Cursor*10, like I wish I were the Moon, is a game that is very simple. With a graphical style that is reminiscent of Echochrome, Cursor*10 has no sound effects, no music, no enemies, and only one goal.
The objective is presented up front on the title screen.
There are 3 major elements that make this game work so well. Play it here before continuing if you haven't already.
1) According folded level design. As the title implies, the player is given 10 cursors/chances/lives to reach the 16th floor. Each cursor starts on floor 1 and must do everything it can to reach the last floor including opening boxes, ascending stairs, and holding switches all by clicking the mouse. All of the clicks and movements of the previous cursors are recorded and reproduced every time a cursor starts from floor one. In this way, the player uses the cursors to explore the game world while gathering knowledge and making decisions with multitasking in mind. This facet of the level design wouldn't be as excellently pronounced in the gameplay experience if it weren't for the...
2) Clock based cursor timer. Each cursor has 700 ticks of the game clock to do everything it can to reach the 16th floor. It quickly becomes apparent that each second is precious. With 10 chances to make it happen and seconds to do so at a time, the player must act and act quickly. Without giving the player the leisure of playing at their own pace, players must make decisions/moves quickly and therefore learn more quickly. By the 5th cursor, all of the player's cursory actions can be seen operating all at once like a team of historically accurate ghosts. Yet, these "ghosts" collectively layer together working for the future goal.
3) Cones... or should I say coins. Clicking these conic objects isn't necessary to reach the goal. Therefore, going after them is a way for players to control their own difficulty. Collect them all if you want. The beauty of the cone implementation is in how the player must balance time, space, while assigning roles. When a player understands the limitations of a cursor, possibilities open up for that cursor to click cones in the meantime. Though each floor is simply designed, the cones add a layer of potential action to the layered multitasking.
Two additional things that are worth nothing about Cursor*10 are...
- The ascending stairs on floor 4 is randomly placed in one of the 13 boxes. Unless you're lucky, on your first pass through floor 4, time is used up finding the box that contains the stairs. Such a design emphasises how one cursor can't do it alone and that going for the goal naturally creates different roles from the various ways to play the game.
- Clicking all of the cones is one way to get increase the challenge of this game and go for a high score. What's interesting about Cursor*10 is that players can go for the high score while shooting for the lowest time. In this case, the play time is quantified by the number of cursors used. Speed runs like this one are already on youtube.

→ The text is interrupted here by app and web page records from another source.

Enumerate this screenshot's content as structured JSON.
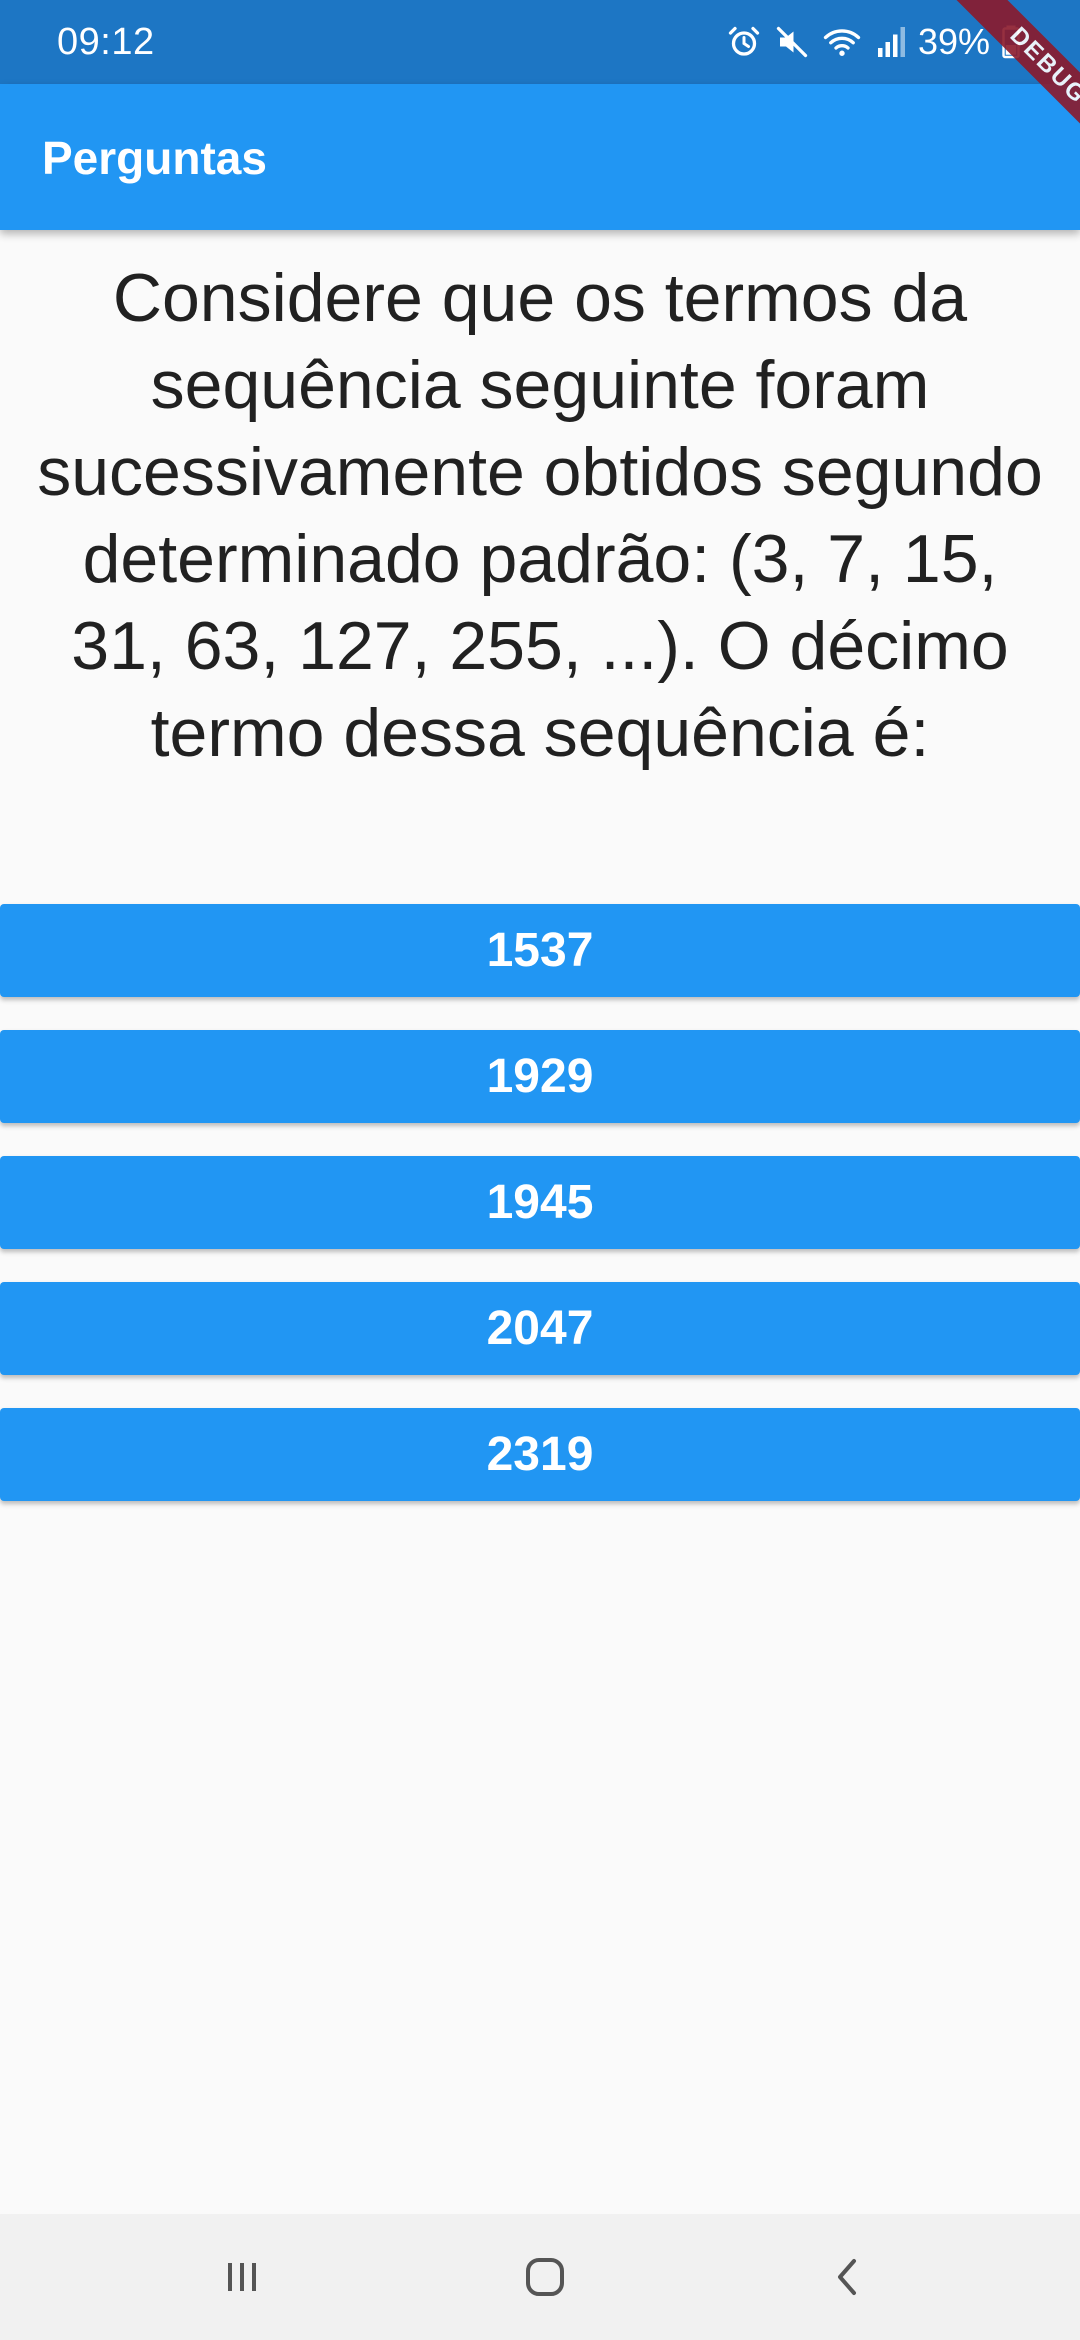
{
  "status_bar": {
    "time": "09:12",
    "battery": "39%",
    "icons": [
      "alarm-icon",
      "mute-icon",
      "wifi-icon",
      "signal-icon",
      "battery-icon"
    ]
  },
  "app_bar": {
    "title": "Perguntas",
    "debug_banner": "DEBUG"
  },
  "question": {
    "text": "Considere que os termos da sequência seguinte foram sucessivamente obtidos segundo determinado padrão: (3,  7,  15,  31,  63,  127,  255,  ...). O décimo termo dessa sequência é:"
  },
  "answers": [
    {
      "label": "1537"
    },
    {
      "label": "1929"
    },
    {
      "label": "1945"
    },
    {
      "label": "2047"
    },
    {
      "label": "2319"
    }
  ],
  "nav_bar": {
    "icons": [
      "recents-icon",
      "home-icon",
      "back-icon"
    ]
  },
  "colors": {
    "status_bar": "#1d76c4",
    "primary": "#2196f3",
    "background": "#fafafa",
    "text": "#212121",
    "debug_ribbon": "#8b1a2c"
  }
}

Many have labeled Cursor*10 as a cooperative puzzle game. But once you understand the core design of this indie game, it's easy to see that it's simply a very clean and clever single player action game. More than one human player is necessary for cooperative play. And even the tricky switch on floor 6 that unlocks the final floor isn't enough to make Cursor*10 a puzzle game. Perhaps with more variegated implementation of the hidden switch design, the game could become a puzzler. But as it is now, the game isn't about the focused nuanced use of the game mechanic CLICK (the only mechanic in the game).
The core design of Cursor*10 is structurally similar to that of the Temple of the Ocean King in The Legend of Zelda: Phantom Hourglass in how the thoughts and actions of the past (previous plays) influence the present gameplay in a limited, folded space. You can read all about that here. Such a comparison is high praise for Cursor*10.
Yokudekimashita, Yoshio Ishii